[Items from an interface collection]

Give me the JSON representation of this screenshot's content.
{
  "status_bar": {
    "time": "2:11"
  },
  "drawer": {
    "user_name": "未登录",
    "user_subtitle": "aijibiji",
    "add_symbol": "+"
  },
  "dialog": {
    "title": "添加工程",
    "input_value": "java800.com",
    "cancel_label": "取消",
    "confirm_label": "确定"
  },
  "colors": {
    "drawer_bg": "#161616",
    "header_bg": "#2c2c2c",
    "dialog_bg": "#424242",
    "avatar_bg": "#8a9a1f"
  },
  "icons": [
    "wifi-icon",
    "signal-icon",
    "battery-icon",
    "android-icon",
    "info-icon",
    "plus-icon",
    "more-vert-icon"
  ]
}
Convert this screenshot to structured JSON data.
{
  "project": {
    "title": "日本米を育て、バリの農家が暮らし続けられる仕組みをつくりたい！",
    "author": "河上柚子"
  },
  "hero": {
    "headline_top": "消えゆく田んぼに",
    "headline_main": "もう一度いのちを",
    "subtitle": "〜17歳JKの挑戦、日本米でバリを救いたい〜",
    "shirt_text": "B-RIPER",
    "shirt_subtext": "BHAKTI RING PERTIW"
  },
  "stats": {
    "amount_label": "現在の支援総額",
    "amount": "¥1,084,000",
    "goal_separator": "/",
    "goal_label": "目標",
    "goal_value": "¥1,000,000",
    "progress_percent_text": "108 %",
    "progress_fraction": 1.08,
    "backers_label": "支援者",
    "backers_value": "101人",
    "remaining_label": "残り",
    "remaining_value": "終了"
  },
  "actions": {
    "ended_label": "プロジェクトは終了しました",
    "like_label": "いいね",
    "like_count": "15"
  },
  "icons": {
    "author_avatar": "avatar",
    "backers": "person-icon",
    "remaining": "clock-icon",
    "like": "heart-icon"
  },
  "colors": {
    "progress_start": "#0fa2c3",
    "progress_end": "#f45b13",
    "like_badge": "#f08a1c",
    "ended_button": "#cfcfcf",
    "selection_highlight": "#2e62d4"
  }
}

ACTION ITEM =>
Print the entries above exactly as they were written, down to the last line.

SOLUTION TO THIS EXERCISE =>
Give me the JSON representation of this screenshot's content.
{
  "status_bar": {
    "time": "2:11"
  },
  "drawer": {
    "user_name": "未登录",
    "user_subtitle": "aijibiji",
    "add_symbol": "+"
  },
  "dialog": {
    "title": "添加工程",
    "input_value": "java800.com",
    "cancel_label": "取消",
    "confirm_label": "确定"
  },
  "colors": {
    "drawer_bg": "#161616",
    "header_bg": "#2c2c2c",
    "dialog_bg": "#424242",
    "avatar_bg": "#8a9a1f"
  },
  "icons": [
    "wifi-icon",
    "signal-icon",
    "battery-icon",
    "android-icon",
    "info-icon",
    "plus-icon",
    "more-vert-icon"
  ]
}
Convert this screenshot to structured JSON data.
{
  "project": {
    "title": "日本米を育て、バリの農家が暮らし続けられる仕組みをつくりたい！",
    "author": "河上柚子"
  },
  "hero": {
    "headline_top": "消えゆく田んぼに",
    "headline_main": "もう一度いのちを",
    "subtitle": "〜17歳JKの挑戦、日本米でバリを救いたい〜",
    "shirt_text": "B-RIPER",
    "shirt_subtext": "BHAKTI RING PERTIW"
  },
  "stats": {
    "amount_label": "現在の支援総額",
    "amount": "¥1,084,000",
    "goal_separator": "/",
    "goal_label": "目標",
    "goal_value": "¥1,000,000",
    "progress_percent_text": "108 %",
    "progress_fraction": 1.08,
    "backers_label": "支援者",
    "backers_value": "101人",
    "remaining_label": "残り",
    "remaining_value": "終了"
  },
  "actions": {
    "ended_label": "プロジェクトは終了しました",
    "like_label": "いいね",
    "like_count": "15"
  },
  "icons": {
    "author_avatar": "avatar",
    "backers": "person-icon",
    "remaining": "clock-icon",
    "like": "heart-icon"
  },
  "colors": {
    "progress_start": "#0fa2c3",
    "progress_end": "#f45b13",
    "like_badge": "#f08a1c",
    "ended_button": "#cfcfcf",
    "selection_highlight": "#2e62d4"
  }
}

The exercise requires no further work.